500 Words of January – Darragh McCausland
More from the 500 Words Of January series: Darragh McCausland on finding “a silver lining of sorts” to resist the gloom. The poet Patrick Kavanagh and Animal Collective’s Noah Lennox make for extremely unlikely company, yet I found myself considering …
More from the 500 Words Of January series: Darragh McCausland on finding “a silver lining of sorts” to resist the gloom.
The poet Patrick Kavanagh and Animal Collective’s Noah Lennox make for extremely unlikely company, yet I found myself considering both as I prepared this piece. When asked by Jim to write 500 words for January, it was the latter who first came to mind (On The Record is a music blog after all). Specifically, the lyrics to his song “My Girls” – “I don’t care for fancy things” – which read as a personal manifesto that rejects the trappings of a material world.
Ireland has just emerged from another nightmare budget and it appears the dreadful grip of the recession won’t loosen any time soon.
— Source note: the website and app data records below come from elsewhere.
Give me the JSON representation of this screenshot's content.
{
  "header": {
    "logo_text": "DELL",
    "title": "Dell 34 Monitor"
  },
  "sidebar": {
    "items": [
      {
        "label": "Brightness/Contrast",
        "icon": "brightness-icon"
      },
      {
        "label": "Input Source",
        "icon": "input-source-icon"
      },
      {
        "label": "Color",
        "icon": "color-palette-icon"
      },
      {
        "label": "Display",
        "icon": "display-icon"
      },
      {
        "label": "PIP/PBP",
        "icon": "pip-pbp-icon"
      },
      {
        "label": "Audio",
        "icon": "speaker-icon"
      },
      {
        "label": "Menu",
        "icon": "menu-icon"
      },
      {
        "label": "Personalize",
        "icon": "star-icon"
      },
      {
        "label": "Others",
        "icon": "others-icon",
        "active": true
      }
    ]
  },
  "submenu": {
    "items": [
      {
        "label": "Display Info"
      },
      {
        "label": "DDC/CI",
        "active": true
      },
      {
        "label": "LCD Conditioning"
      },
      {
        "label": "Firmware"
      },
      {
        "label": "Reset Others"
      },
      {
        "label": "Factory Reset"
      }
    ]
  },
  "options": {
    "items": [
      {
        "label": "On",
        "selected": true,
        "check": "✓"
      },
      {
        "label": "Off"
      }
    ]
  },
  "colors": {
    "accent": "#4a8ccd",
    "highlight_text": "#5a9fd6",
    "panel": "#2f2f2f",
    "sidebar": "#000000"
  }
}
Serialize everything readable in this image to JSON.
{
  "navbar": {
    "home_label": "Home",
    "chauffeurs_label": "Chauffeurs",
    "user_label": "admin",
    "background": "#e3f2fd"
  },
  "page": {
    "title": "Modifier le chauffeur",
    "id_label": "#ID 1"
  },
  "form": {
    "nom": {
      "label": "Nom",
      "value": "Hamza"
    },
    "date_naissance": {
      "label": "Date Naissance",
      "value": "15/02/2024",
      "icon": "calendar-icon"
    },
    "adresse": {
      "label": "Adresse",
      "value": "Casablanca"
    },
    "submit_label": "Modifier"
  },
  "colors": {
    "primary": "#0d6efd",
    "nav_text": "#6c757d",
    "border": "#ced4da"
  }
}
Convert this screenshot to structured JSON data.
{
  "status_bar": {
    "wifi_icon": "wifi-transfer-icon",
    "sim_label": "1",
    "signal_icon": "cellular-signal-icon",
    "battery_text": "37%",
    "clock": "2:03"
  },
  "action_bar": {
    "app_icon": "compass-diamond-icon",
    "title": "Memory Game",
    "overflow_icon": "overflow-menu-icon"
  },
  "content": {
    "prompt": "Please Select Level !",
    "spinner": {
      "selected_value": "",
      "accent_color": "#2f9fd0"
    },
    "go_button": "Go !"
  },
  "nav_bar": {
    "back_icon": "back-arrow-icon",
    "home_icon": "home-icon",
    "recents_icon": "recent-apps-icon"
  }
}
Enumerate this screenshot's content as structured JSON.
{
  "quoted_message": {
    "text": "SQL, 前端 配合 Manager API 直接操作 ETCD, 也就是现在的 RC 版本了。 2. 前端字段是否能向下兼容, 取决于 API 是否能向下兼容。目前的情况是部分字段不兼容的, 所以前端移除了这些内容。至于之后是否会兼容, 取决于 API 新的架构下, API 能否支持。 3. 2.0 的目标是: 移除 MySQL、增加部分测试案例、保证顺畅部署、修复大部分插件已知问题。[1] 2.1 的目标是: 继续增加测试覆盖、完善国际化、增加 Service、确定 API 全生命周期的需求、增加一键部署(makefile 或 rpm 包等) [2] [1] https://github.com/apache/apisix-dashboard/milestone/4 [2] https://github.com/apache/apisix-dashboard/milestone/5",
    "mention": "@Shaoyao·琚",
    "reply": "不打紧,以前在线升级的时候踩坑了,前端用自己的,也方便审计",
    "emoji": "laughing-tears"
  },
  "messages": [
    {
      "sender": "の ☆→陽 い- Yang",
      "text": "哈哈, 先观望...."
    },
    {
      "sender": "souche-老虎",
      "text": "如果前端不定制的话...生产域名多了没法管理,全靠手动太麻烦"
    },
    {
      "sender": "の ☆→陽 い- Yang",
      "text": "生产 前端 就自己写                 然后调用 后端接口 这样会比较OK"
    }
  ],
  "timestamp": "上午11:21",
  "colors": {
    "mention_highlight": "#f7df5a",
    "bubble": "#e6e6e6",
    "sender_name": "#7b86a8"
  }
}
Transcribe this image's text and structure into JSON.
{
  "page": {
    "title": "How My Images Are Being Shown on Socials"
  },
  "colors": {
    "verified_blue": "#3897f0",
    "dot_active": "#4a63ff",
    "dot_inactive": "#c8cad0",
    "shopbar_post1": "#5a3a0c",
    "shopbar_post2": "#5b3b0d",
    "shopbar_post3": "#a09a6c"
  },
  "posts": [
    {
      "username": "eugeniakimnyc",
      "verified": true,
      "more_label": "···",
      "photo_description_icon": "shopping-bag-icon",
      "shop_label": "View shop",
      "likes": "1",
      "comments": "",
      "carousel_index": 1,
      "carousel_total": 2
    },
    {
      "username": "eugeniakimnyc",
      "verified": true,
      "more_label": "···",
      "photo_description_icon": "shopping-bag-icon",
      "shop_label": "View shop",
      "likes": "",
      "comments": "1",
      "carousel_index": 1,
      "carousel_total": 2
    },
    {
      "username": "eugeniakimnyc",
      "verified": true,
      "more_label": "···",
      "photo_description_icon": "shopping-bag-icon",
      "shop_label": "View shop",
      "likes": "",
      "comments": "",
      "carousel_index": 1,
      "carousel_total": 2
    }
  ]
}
Increasingly, in the day-to-day lives of those around me, such as coworkers, friends, family members, I see the little ways in which the crisis erodes people’s personal happiness, their sense of self worth. I see it in the face of a friend, breaking down in tears because of an unmanageable mortgage arrears. I sense it too in the letters pages of the papers every day, pages which are increasingly filled with personal stories, heartbreaking individual testimonials to how ordinary people end up paying for the folly of the powerful.
With all this happening, it can be hard to resist the gloom. It can be easy to walk out the door in the morning and feel the weight of it all, to feel that Ireland is a greyer and more washed out place, similar somehow to the country depicted in all that old footage of people emigrating in Reeling in the Years.
Going into 2012, I asked myself to what I could turn to provide a sense of personal happiness during difficult times. Going into 2013, I’m asking myself the same thing. If there is any consolation to be drawn from the recession, it’s that I’ve learned to place less value on material things. The gadgets, fancy clothes, expensive meals, holidays and general crap that occupied so much of my thoughts during the boom (which coincided with my twenties), mean a lot less to me these days. Nowadays, I find myself turning more towards good music, literature and art. I’ll look for my kicks in a poem or in a walk out of doors with a close companion rather than a wallet-busting night on the tiles.
I’m aware that as I write this, I’m probably in a more comfortable position than many in Ireland at the moment. I have a roof over my head and, though not my ideal job, a job. I don’t want this to read like one of those glib pieces about culture blossoming during a recession. I just want to identify a consolation, a silver lining of sorts. I gave the first words of this piece to Noah Lennox, but I’ll leave the last to his unlikely companion Patrick Kavanagh, whose lines I still remember from my Leaving Certificate: “Wherever life pours ordinary plenty/Won’t we be rich, my love and I.”